Each line below that holds the string "title" counts once; report the total and nothing else.

# # #

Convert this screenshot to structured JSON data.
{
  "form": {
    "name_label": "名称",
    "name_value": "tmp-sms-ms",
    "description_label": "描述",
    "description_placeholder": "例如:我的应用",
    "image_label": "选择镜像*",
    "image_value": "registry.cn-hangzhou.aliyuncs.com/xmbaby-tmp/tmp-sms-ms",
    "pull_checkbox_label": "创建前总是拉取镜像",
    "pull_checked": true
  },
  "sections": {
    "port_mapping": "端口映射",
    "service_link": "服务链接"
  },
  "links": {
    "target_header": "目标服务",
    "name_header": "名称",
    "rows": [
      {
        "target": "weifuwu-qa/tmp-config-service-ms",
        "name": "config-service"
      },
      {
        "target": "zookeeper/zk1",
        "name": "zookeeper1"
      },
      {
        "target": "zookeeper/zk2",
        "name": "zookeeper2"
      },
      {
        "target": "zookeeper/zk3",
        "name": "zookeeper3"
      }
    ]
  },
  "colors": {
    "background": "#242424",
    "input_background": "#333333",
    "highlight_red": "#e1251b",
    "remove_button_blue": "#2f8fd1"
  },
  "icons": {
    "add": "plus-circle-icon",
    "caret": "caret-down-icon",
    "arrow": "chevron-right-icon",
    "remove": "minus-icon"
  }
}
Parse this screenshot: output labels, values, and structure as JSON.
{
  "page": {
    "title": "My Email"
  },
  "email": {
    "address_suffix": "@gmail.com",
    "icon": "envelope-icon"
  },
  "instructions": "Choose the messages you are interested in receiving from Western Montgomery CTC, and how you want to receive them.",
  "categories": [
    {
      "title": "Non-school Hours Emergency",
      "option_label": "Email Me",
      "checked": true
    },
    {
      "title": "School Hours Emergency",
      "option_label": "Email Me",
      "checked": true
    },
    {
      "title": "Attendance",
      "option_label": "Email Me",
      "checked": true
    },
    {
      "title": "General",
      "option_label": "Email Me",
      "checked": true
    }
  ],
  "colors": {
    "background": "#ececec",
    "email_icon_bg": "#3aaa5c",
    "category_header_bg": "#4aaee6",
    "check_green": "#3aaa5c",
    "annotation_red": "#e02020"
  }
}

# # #

__The answer__:
5